TRY IT: Extract each line from the entries below that has the string "color" in it.

── DATASET RECORDS ──

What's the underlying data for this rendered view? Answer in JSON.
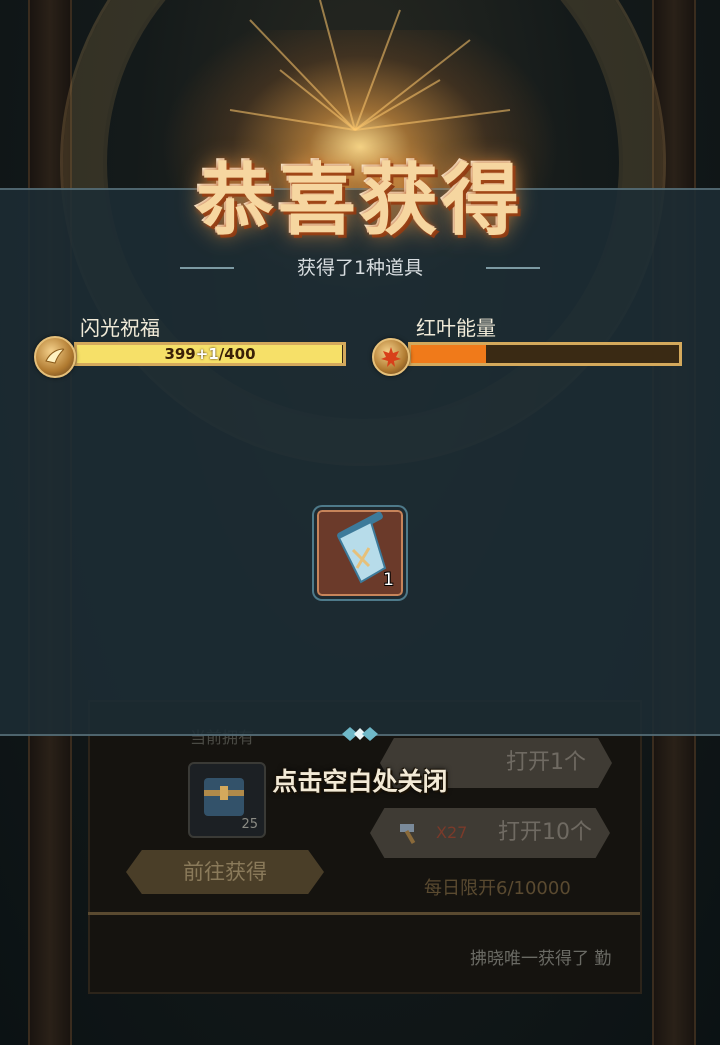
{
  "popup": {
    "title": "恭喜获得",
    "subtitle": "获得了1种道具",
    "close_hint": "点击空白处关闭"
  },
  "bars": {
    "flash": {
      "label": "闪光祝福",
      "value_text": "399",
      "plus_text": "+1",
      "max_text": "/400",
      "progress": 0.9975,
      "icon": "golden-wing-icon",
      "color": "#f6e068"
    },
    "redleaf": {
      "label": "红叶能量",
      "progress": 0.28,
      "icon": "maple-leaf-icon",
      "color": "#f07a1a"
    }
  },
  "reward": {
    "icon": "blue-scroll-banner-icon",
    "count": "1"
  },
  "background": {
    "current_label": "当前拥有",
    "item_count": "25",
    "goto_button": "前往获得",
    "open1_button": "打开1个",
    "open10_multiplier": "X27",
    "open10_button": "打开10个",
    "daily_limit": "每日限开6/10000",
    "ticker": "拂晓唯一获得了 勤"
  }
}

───
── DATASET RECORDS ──

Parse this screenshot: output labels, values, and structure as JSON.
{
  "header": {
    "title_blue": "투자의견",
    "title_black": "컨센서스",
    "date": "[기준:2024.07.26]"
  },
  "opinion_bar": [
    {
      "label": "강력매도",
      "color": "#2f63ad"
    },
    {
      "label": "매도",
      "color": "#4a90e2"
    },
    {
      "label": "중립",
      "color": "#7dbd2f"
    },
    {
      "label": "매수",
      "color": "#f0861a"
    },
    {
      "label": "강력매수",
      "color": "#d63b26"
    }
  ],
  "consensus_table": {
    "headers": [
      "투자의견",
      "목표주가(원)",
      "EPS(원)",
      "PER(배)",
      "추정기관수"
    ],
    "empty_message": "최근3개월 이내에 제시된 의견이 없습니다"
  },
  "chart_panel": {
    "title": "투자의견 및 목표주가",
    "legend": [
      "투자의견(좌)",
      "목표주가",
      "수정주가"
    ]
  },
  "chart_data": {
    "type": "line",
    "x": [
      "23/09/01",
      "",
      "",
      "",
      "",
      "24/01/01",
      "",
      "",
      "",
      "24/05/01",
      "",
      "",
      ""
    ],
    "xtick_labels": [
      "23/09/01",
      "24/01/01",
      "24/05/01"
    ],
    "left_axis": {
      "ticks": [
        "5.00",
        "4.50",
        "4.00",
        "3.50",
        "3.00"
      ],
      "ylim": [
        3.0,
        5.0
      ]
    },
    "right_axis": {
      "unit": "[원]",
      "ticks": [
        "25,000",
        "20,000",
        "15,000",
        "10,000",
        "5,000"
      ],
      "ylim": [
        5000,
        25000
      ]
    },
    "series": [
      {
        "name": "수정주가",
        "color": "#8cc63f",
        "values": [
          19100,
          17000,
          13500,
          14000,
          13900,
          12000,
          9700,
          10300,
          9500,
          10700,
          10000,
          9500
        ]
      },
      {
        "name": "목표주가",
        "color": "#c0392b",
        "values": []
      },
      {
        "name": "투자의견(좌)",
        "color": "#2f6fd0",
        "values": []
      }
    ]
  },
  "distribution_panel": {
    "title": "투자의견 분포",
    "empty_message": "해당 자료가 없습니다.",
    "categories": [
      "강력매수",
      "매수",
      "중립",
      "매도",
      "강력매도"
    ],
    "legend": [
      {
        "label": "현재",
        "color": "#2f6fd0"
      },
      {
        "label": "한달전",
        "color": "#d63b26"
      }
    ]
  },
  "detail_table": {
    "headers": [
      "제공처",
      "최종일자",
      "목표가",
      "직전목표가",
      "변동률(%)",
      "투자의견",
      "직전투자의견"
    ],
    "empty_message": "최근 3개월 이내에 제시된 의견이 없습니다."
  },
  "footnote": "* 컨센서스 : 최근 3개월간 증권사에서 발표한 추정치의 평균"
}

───

EXERCISE SOLUTION:
      "color": "#f6e068"
      "color": "#f07a1a"
      "color": "#2f63ad"
      "color": "#4a90e2"
      "color": "#7dbd2f"
      "color": "#f0861a"
      "color": "#d63b26"
        "color": "#8cc63f",
        "color": "#c0392b",
        "color": "#2f6fd0",
        "color": "#2f6fd0"
        "color": "#d63b26"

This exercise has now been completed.